Paul Pereira, a Victoria physician who had cared for the couple for more than a decade, provided the crucial final assessment of Ms. Wilson’s eligibility.
“It’s funny,” Dr. Pereira said. “I had a little bit of anxiety, but I felt pretty good about it. I really felt that Mary was a unique and good case for this.”
On Oct. 29, 2017, the day of her death, Ms. Wilson, Mr. Campbell and their children went out for a last morning coffee and a stroll along the walkway at Turkey Head point. In the afternoon, Ms. Wilson’s sister and brother and their spouses joined them.
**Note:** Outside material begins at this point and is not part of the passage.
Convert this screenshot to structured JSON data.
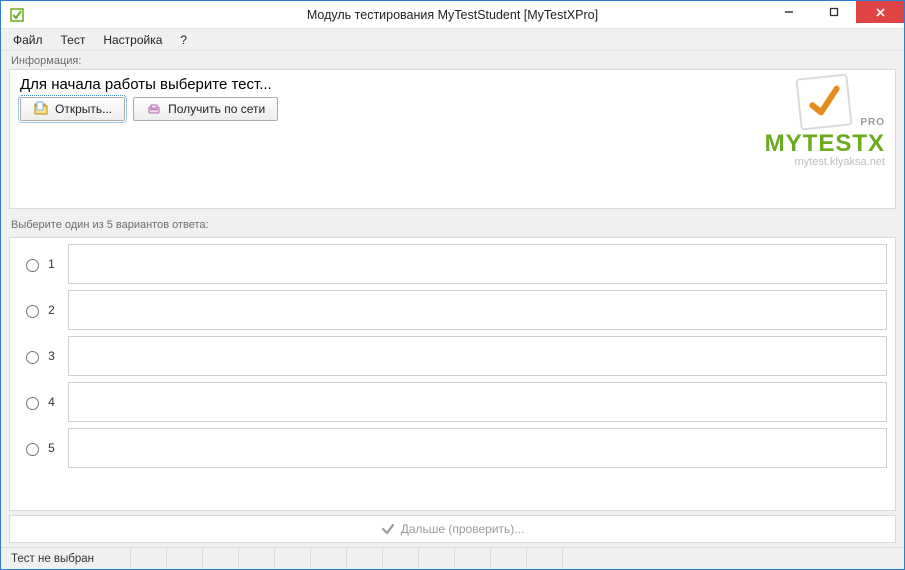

When Dr. Trouton arrived, she led Ms. Wilson into her bedroom. The two were alone, except for a volunteer from the advocacy group Dying with Dignity Canada who had come to act as a writing proxy for Ms. Wilson. She could no longer sign her own name.
“What do you think we’re doing today,” Dr. Trouton said, recalling their conversation.
“This is the day I’m going to die,” Ms. Wilson replied.
“Do you want to go ahead with your assisted dying today?”
The final prognosis
Dr. Trouton was not surprised when a butter-coloured envelope from the College of Physicians and Surgeons of British Columbia landed at her office on Feb. 5, 2018, announcing that she, Dr. Pereira and the neurologist (whom The Globe was unable to reach) were under investigation for their role in Ms. Wilson’s death.
She figured it was only a matter of time before the B.C. Coroners Service – which reviewed all MAID deaths in the province until last fall, when Health Canada adopted a national monitoring system – sent Ms. Wilson’s case to the regulator for a deeper look at whether her Alzheimer’s disease satisfied every requirement of the “grievous and irremediable” test.
Ten months later, the College concluded that the doctor and her two colleagues had gotten it right. Their conduct had been, “consistent with the current legislation [and] relevant College standards," and they had taken a, "thoughtful and conscientious approach to this unique clinical scenario.”
Dr. Green, who has since gone on to provide assisted death in a dementia case, called the decision, “groundbreaking.”
Heidi Oetter, the registrar of the B.C. College was much more circumspect. She stressed that interpreting the Criminal Code is the job of the courts, not medical regulators; their decisions are not precedents.
The B.C. College never released the results of the investigation into Mary Wilson’s death, Dr. Oetter explained, because it did not lead to a formal disciplinary hearing. That’s the only circumstance under which the College is allowed by law to publicly acknowledge the existence of an inquiry.
As long as that privacy rule stands, patients, the broader medical community and those who worry that Canada’s assisted-dying program may have gone too far all have little way of knowing just how far it has already gone.
“I’m not romanticizing Alzheimer’s. I’m aware of the devastating nature of the disease,” said Trudo Lemmens, a professor of law and bioethics at the University of Toronto.
“At the same time, I find it worrisome that we try to focus on ending the life of people with Alzheimer’s, rather than improving quality of life [and] reducing the suffering of people undergoing cognitive decline.”
On the other side of that debate are eligible Canadians with dementia who would prefer to die with the help of doctor – some of whom may have lost the capacity to make that choice in the nearly two years since Ms. Wilson emerged from her bedroom to say a final goodbye to the people she loved most.
“Three times I could tell she really wanted to say something to people, you know? Just some touching way of saying goodbye," her son Ken said. “She was able to chat with people one on one, but when everyone was looking at her, she had no script.
"I think the third time she just felt like anything she could say was inadequate. She just shrugged and looked around went, ‘Oh well, I just can’t find words. Goodbye.’ And smiled. And looked at the doctor, and said, ‘I’m ready.’ ”